• [What this task involves]
Output the entries exactly as they appear. Pictures should not be included.

• [Material supplied]
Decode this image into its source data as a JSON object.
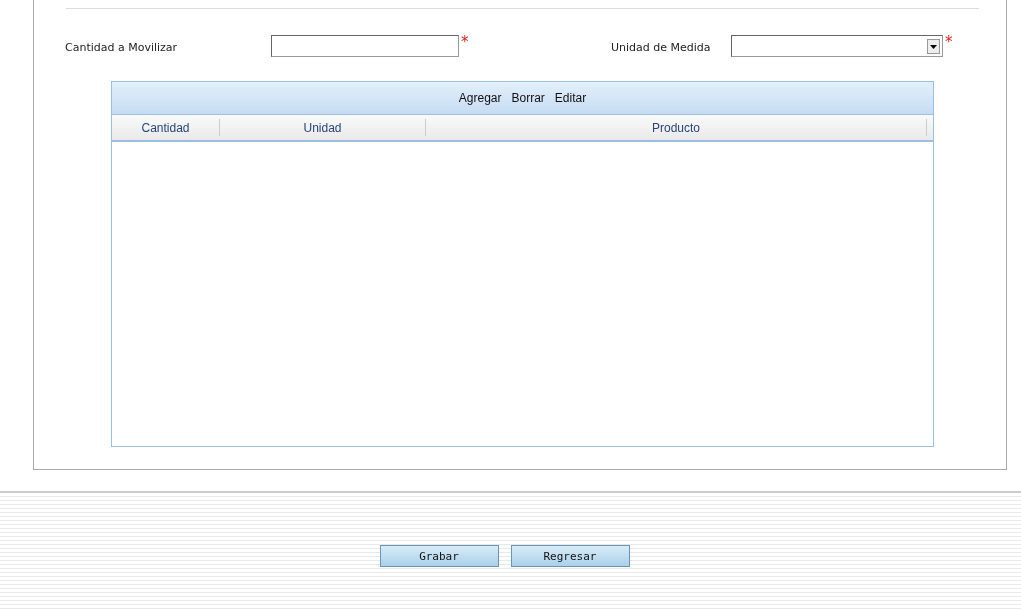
{
  "form": {
    "fields": [
      {
        "kind": "text",
        "label": "Cantidad a Movilizar",
        "required_mark": "*"
      },
      {
        "kind": "select",
        "label": "Unidad de Medida",
        "required_mark": "*"
      }
    ]
  },
  "grid": {
    "actions": [
      "Agregar",
      "Borrar",
      "Editar"
    ],
    "columns": [
      "Cantidad",
      "Unidad",
      "Producto"
    ]
  },
  "buttons": [
    "Grabar",
    "Regresar"
  ]
}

• [Exercise response]
Decode this image into its source data as a JSON object.
{
  "form": {
    "fields": [
      {
        "kind": "text",
        "label": "Cantidad a Movilizar",
        "required_mark": "*"
      },
      {
        "kind": "select",
        "label": "Unidad de Medida",
        "required_mark": "*"
      }
    ]
  },
  "grid": {
    "actions": [
      "Agregar",
      "Borrar",
      "Editar"
    ],
    "columns": [
      "Cantidad",
      "Unidad",
      "Producto"
    ]
  },
  "buttons": [
    "Grabar",
    "Regresar"
  ]
}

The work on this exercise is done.